(MATERIAL SHOWN)

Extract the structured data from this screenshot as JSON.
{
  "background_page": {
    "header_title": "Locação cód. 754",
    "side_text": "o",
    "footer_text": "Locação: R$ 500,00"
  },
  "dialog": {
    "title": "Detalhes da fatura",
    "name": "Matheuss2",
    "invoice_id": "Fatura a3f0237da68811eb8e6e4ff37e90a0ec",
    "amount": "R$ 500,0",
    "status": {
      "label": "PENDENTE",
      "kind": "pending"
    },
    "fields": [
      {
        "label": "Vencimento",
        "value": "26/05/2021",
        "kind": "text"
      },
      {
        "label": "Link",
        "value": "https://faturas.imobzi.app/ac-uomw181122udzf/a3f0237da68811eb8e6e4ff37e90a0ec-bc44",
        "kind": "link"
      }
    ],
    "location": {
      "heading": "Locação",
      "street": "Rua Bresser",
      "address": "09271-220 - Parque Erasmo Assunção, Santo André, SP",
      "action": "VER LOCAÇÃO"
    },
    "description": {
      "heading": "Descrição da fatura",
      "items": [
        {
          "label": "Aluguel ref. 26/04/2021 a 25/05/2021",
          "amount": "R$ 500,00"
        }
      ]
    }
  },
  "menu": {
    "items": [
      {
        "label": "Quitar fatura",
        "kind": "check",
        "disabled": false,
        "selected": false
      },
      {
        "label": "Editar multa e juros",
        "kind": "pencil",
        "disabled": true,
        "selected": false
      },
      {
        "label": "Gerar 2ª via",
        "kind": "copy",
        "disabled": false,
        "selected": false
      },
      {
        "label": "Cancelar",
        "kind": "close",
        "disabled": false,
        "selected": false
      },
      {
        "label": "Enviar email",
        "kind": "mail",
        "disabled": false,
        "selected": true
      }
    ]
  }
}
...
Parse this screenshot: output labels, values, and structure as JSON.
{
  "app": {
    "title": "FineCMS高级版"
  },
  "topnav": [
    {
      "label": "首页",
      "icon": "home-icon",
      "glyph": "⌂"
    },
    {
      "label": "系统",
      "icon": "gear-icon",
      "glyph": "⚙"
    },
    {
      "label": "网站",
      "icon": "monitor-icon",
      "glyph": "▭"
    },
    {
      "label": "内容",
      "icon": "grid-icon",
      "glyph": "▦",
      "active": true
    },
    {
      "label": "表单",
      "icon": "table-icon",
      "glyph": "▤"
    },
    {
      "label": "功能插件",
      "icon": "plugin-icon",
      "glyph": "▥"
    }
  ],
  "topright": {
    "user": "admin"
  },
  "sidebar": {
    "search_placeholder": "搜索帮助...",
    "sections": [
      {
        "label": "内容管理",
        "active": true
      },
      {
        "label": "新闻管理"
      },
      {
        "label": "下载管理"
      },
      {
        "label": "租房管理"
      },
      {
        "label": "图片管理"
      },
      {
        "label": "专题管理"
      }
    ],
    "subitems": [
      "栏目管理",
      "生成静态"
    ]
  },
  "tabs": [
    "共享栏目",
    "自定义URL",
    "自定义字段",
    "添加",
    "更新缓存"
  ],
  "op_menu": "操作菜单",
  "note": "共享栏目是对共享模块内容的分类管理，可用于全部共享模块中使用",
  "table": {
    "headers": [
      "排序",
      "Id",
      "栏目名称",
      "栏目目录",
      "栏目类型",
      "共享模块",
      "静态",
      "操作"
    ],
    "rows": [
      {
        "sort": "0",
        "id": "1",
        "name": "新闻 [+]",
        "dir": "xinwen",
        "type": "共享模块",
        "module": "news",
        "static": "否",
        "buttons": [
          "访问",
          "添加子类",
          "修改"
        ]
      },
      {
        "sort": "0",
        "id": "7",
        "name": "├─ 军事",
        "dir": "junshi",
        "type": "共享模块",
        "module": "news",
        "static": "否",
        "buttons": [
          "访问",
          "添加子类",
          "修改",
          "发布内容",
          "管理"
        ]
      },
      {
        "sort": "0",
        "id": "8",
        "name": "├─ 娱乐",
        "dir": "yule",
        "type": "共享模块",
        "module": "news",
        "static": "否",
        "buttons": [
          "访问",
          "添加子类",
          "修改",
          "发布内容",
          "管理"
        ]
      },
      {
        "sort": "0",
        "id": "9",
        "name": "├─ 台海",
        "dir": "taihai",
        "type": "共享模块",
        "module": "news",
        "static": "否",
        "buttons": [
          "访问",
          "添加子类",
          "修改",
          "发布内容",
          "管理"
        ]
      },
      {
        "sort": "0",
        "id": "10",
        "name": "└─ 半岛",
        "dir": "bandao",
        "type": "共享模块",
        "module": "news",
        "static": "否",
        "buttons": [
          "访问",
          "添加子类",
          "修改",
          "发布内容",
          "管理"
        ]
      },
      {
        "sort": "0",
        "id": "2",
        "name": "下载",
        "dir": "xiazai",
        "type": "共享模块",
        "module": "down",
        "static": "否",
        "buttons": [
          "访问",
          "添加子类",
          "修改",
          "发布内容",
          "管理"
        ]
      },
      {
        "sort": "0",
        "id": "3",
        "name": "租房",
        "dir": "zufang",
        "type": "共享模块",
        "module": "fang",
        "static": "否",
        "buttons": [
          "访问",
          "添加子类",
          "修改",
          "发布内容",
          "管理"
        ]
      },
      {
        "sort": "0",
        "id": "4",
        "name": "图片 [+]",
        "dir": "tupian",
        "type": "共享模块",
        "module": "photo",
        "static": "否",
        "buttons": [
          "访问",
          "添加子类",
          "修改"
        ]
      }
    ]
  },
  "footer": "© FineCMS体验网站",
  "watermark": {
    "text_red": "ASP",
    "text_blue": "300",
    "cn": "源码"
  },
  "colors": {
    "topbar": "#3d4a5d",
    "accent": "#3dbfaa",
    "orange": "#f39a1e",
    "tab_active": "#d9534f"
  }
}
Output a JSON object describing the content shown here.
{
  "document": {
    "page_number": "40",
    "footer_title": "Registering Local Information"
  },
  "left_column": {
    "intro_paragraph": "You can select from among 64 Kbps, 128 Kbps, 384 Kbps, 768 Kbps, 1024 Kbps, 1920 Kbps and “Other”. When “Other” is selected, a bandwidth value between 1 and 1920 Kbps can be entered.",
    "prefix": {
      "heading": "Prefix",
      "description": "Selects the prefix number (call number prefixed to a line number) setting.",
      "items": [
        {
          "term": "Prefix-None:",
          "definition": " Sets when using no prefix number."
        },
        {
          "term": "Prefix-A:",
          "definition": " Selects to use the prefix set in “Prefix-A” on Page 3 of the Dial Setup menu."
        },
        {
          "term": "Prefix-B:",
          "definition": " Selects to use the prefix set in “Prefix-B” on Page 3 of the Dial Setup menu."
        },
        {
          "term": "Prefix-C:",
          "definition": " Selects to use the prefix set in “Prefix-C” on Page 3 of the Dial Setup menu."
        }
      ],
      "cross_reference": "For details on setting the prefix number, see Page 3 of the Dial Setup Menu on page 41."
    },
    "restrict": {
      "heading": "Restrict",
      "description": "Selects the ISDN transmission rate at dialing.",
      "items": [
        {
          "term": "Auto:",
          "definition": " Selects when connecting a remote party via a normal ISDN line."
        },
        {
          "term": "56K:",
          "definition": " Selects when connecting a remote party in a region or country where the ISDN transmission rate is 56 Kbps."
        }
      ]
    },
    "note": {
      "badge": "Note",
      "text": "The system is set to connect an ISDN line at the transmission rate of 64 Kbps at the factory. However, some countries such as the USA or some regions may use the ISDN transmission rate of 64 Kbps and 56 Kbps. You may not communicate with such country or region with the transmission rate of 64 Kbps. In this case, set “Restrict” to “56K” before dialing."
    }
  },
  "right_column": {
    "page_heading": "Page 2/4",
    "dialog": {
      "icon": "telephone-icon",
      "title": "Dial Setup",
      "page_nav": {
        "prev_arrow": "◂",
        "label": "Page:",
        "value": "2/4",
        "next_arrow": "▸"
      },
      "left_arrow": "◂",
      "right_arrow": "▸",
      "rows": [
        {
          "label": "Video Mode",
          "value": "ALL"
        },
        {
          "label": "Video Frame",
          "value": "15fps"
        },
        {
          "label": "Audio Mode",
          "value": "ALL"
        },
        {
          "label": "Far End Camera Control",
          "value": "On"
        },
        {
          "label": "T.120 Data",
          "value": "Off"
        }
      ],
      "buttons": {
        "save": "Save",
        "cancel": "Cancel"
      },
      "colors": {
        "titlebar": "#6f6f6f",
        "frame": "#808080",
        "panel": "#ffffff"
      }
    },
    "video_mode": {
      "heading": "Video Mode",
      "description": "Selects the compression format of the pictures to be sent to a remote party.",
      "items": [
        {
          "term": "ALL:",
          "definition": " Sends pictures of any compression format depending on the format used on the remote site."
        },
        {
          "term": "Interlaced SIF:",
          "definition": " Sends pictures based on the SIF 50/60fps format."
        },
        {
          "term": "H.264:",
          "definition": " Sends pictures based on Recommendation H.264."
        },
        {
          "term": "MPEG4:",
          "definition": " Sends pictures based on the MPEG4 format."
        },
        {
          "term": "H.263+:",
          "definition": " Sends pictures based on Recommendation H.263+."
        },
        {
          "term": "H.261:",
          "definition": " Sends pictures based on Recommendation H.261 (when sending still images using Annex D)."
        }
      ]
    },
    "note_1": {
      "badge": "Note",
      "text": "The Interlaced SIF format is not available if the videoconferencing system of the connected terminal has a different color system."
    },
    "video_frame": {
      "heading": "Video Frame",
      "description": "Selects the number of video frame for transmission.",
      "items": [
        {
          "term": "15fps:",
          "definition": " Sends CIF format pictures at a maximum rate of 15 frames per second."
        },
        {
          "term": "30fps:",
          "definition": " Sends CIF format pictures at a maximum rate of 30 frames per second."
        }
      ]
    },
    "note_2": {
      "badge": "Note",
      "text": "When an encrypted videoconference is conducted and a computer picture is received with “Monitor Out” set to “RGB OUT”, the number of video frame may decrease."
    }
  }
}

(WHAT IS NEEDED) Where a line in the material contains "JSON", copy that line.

(ANSWER TO THE EXERCISE)
Extract the structured data from this screenshot as JSON.
Parse this screenshot: output labels, values, and structure as JSON.
Output a JSON object describing the content shown here.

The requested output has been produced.